How the Automatic Stay Helps

chapter 7 bankruptcyIn addition to providing long-term relief from debts, Chapter 7 bankruptcy also works to provide immediate peace of mind through something called the automatic stay. As soon as you file for bankruptcy, the automatic stay goes into effect and all of your creditors are notified that you have filed for Chapter 7 bankruptcy. The automatic stay immediately stops all the following:

  • Collection efforts and communications, including phone calls and letters
  • Repossession efforts
  • Foreclosure proceedings
  • Wage garnishments
  • Eviction efforts
  • Civil Law Suits
  • Collection efforts for public benefit overpayments

As you can see, immediate relief from the above actions can help you situation immensely. You will not have to worry about losing your vehicle or place to live. The stay remains in effect and continues to protect you throughout the Chapter 7 bankruptcy process, so that you may work on getting back on your feet. The automatic stay is only one of the many benefits Chapter 7 bankruptcy can provide.

Contact an Arizona Chapter 7 Bankruptcy Attorney for a free consultation

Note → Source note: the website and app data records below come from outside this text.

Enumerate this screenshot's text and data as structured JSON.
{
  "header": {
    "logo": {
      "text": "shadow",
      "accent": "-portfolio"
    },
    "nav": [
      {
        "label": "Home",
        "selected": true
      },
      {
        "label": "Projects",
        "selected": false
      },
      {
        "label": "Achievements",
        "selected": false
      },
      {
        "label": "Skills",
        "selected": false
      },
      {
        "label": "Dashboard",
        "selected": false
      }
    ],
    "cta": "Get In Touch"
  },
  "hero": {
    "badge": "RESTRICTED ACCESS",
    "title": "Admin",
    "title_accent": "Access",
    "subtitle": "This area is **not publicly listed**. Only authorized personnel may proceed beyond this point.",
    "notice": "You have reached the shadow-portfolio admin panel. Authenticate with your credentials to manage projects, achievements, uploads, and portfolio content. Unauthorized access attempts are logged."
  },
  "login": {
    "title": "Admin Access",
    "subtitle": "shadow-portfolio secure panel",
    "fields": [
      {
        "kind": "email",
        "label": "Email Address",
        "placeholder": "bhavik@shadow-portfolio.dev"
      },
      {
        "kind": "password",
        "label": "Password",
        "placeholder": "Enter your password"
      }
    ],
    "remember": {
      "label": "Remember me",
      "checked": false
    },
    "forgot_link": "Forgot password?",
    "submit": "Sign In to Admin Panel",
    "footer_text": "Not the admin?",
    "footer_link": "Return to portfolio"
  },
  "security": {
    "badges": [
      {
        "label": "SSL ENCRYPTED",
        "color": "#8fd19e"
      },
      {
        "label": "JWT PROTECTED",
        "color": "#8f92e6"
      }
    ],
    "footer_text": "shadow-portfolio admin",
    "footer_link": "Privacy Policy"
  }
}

If you are overwhelmed by debt and unable to pay all of your bills, Chapter 7 bankruptcy can help you wipe away the majority of your debts and start over with a clean financial slate. You will no longer have to worry about harassing phone calls or dodging collectors. If you are struggling financially, an experienced Arizona bankruptcy attorney can advise you whether Chapter 7 bankruptcy is a good option for you. Do not hesitate to call the Ellett Law Offices today at (602) 235-9510 for help.